Passage of the legislation (LB1090) was accompanied by some words of caution and concern that the bill might not turn out to be revenue-neutral and could result in a reduction in state revenue at a time when the state already is experiencing a revenue crunch.
The bill, introduced by Sen. Jim Smith of Papillion, was enacted on a 44-0 vote.
Sen. Bob Krist of Omaha raised a warning flag before the final vote, noting that unanticipated changes in individual taxpayer behavior could lead to "additional budget problems" for the state, compounding its current revenue crunch.
Renee Fry, executive director of OpenSky Policy Institute, expressed the same concerns.
"While it is important to ensure low- and middle-income Nebraskans don't experience state tax increases because of the federal tax cuts, LB1090 leaves no margin of error should the federal cuts have a negative impact on state revenues," Fry said.
"We don't know how taxpayers will react" in making individual decisions resulting from the federal tax reform, she said.
"If state revenues are negatively impacted by the federal tax cuts, lawmakers will be faced with having to either increase other revenue sources, such as sales taxes or fees, or make further cuts to key services like education and health care."
The Platte Institute applauded enactment of the bill, noting that more of a Nebraska taxpayer's income would be subject to the state income tax due in 2019 if the law was not changed.
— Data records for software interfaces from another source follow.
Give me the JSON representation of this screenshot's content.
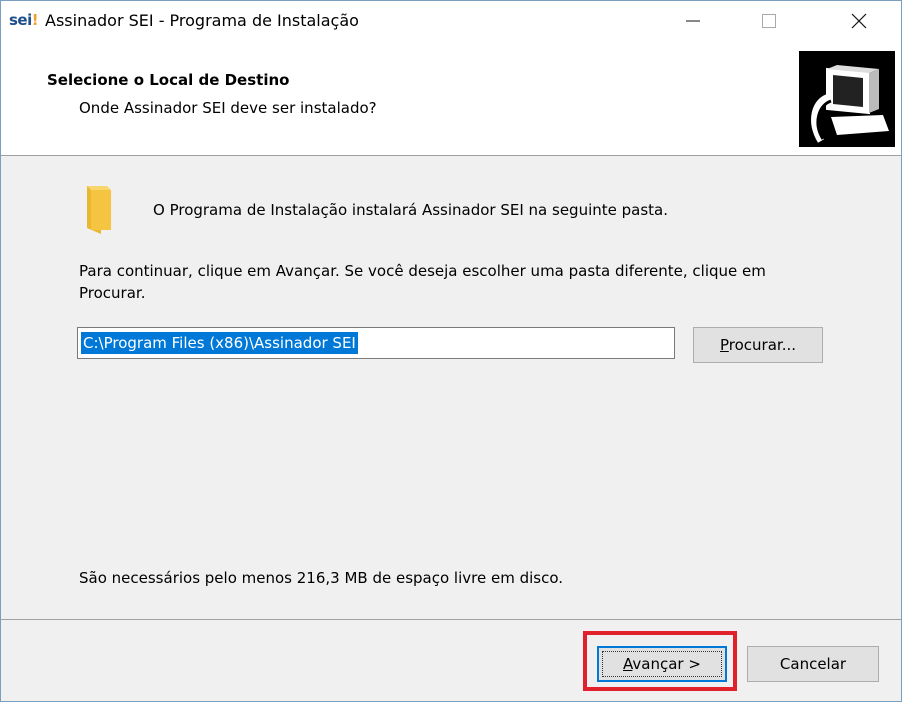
{
  "window": {
    "logo": "sei",
    "logo_dot": "!",
    "title": "Assinador SEI - Programa de Instalação",
    "controls": {
      "minimize": "—",
      "maximize": "☐",
      "close": "✕"
    }
  },
  "header": {
    "title": "Selecione o Local de Destino",
    "subtitle": "Onde Assinador SEI deve ser instalado?"
  },
  "content": {
    "intro": "O Programa de Instalação instalará Assinador SEI na seguinte pasta.",
    "instructions": "Para continuar, clique em Avançar. Se você deseja escolher uma pasta diferente, clique em Procurar.",
    "path_value": "C:\\Program Files (x86)\\Assinador SEI",
    "browse_label_prefix": "",
    "browse_label_ul": "P",
    "browse_label_rest": "rocurar...",
    "space_required": "São necessários pelo menos 216,3 MB de espaço livre em disco."
  },
  "footer": {
    "next_label_ul": "A",
    "next_label_rest": "vançar >",
    "cancel_label": "Cancelar"
  },
  "colors": {
    "highlight": "#e0202a",
    "selection": "#0078d7",
    "folder": "#f5c542"
  }
}
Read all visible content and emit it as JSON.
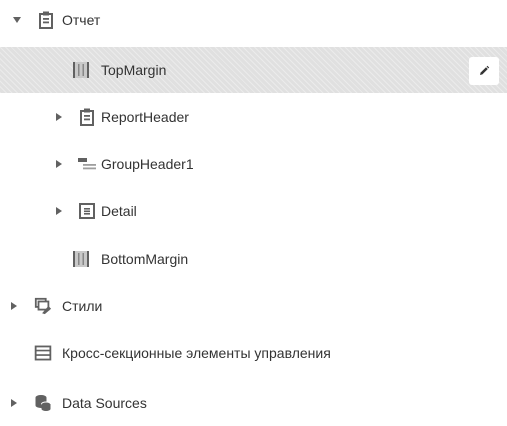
{
  "tree": {
    "report": {
      "label": "Отчет",
      "icon": "report-icon",
      "expanded": true
    },
    "bands": [
      {
        "label": "TopMargin",
        "icon": "margin-band-icon",
        "selected": true
      },
      {
        "label": "ReportHeader",
        "icon": "report-header-icon",
        "expandable": true
      },
      {
        "label": "GroupHeader1",
        "icon": "group-header-icon",
        "expandable": true
      },
      {
        "label": "Detail",
        "icon": "detail-band-icon",
        "expandable": true
      },
      {
        "label": "BottomMargin",
        "icon": "margin-band-icon"
      }
    ],
    "styles": {
      "label": "Стили",
      "icon": "styles-icon"
    },
    "cross_band": {
      "label": "Кросс-секционные элементы управления",
      "icon": "cross-band-icon"
    },
    "data_sources": {
      "label": "Data Sources",
      "icon": "data-sources-icon"
    }
  },
  "actions": {
    "edit_icon": "pencil-icon"
  },
  "colors": {
    "selected_bg": "#e0e0e0",
    "icon": "#616161",
    "text": "#333333"
  }
}
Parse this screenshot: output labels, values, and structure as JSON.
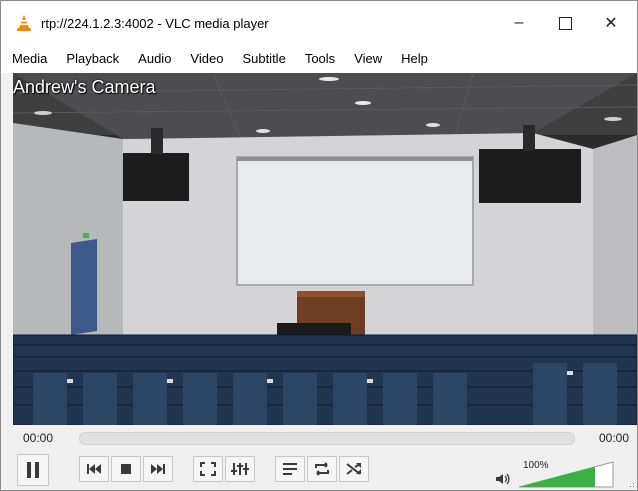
{
  "window": {
    "title": "rtp://224.1.2.3:4002 - VLC media player",
    "min_glyph": "–",
    "close_glyph": "✕"
  },
  "menu": {
    "items": [
      "Media",
      "Playback",
      "Audio",
      "Video",
      "Subtitle",
      "Tools",
      "View",
      "Help"
    ]
  },
  "video": {
    "overlay_text": "Andrew's Camera"
  },
  "seek": {
    "elapsed": "00:00",
    "total": "00:00",
    "progress": 0.0
  },
  "volume": {
    "label": "100%",
    "level": 1.0
  },
  "icons": {
    "app": "vlc-cone-icon",
    "pause": "pause-icon",
    "prev": "previous-icon",
    "stop": "stop-icon",
    "next": "next-icon",
    "fullscreen": "fullscreen-icon",
    "extended": "extended-settings-icon",
    "playlist": "playlist-icon",
    "loop": "loop-icon",
    "random": "random-icon",
    "speaker": "speaker-icon"
  },
  "colors": {
    "accent_orange": "#f08a00",
    "volume_green": "#3cb043",
    "wall": "#cfcfd0",
    "seats": "#1f3550"
  }
}
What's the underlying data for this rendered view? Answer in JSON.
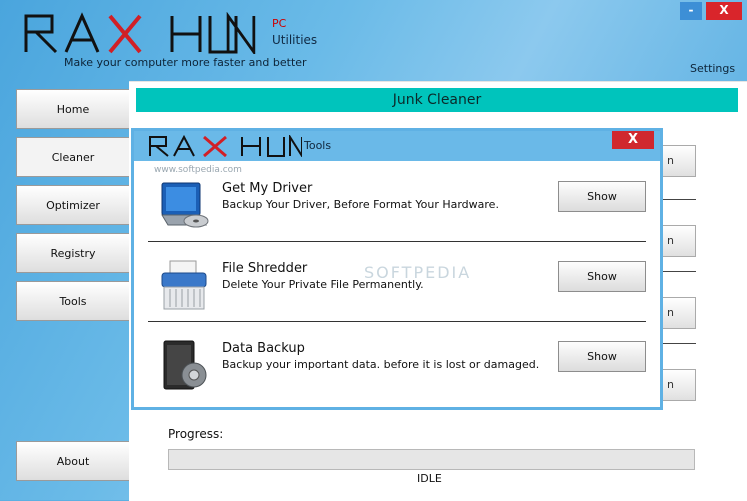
{
  "brand": {
    "logo": "RAXHUN",
    "sub_pc": "PC",
    "sub_utilities": "Utilities",
    "tagline": "Make your computer more faster and better",
    "colors": {
      "logo_dark": "#111111",
      "logo_accent": "#d11f26"
    }
  },
  "window": {
    "minimize_label": "-",
    "close_label": "X",
    "settings_label": "Settings"
  },
  "nav": {
    "items": [
      {
        "label": "Home"
      },
      {
        "label": "Cleaner"
      },
      {
        "label": "Optimizer"
      },
      {
        "label": "Registry"
      },
      {
        "label": "Tools"
      }
    ],
    "about_label": "About",
    "active": "Cleaner"
  },
  "main": {
    "title": "Junk Cleaner",
    "title_color": "#00c4bc",
    "hidden_button_fragment": "n",
    "progress_label": "Progress:",
    "progress_value": 0,
    "status": "IDLE"
  },
  "dialog": {
    "logo": "RAXHUN",
    "title": "Tools",
    "close_label": "X",
    "watermark": "www.softpedia.com",
    "watermark_big": "SOFTPEDIA",
    "tools": [
      {
        "title": "Get My Driver",
        "description": "Backup Your Driver, Before Format Your Hardware.",
        "button": "Show",
        "icon": "driver-icon"
      },
      {
        "title": "File Shredder",
        "description": "Delete Your Private File Permanently.",
        "button": "Show",
        "icon": "shredder-icon"
      },
      {
        "title": "Data Backup",
        "description": "Backup your important data. before it is lost or damaged.",
        "button": "Show",
        "icon": "backup-icon"
      }
    ]
  }
}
LB1090 creates a new personal exemption in Nebraska and increases Nebraska's standard deduction in an effort to prevent state tax hikes resulting from the federal tax changes.
Smith, chairman of the Legislature's Revenue Committee, has said the purpose of the bill is to "keep Nebraska citizens and businesses whole."
Meanwhile, Platte Institute CEO Jim Vokal issued a challenge for all sides in the state's ongoing tax reform debate to "start fresh and aim for a new tax code and a new approach to education funding."
"Let's put everything on the table: incentives, exemptions and the taxing authority for local political subdivisions," he said.
"If there is any positive takeaway from this session on taxes, it's that dissatisfaction with the system we have is growing among the (legislative) body, even if it could always be worse."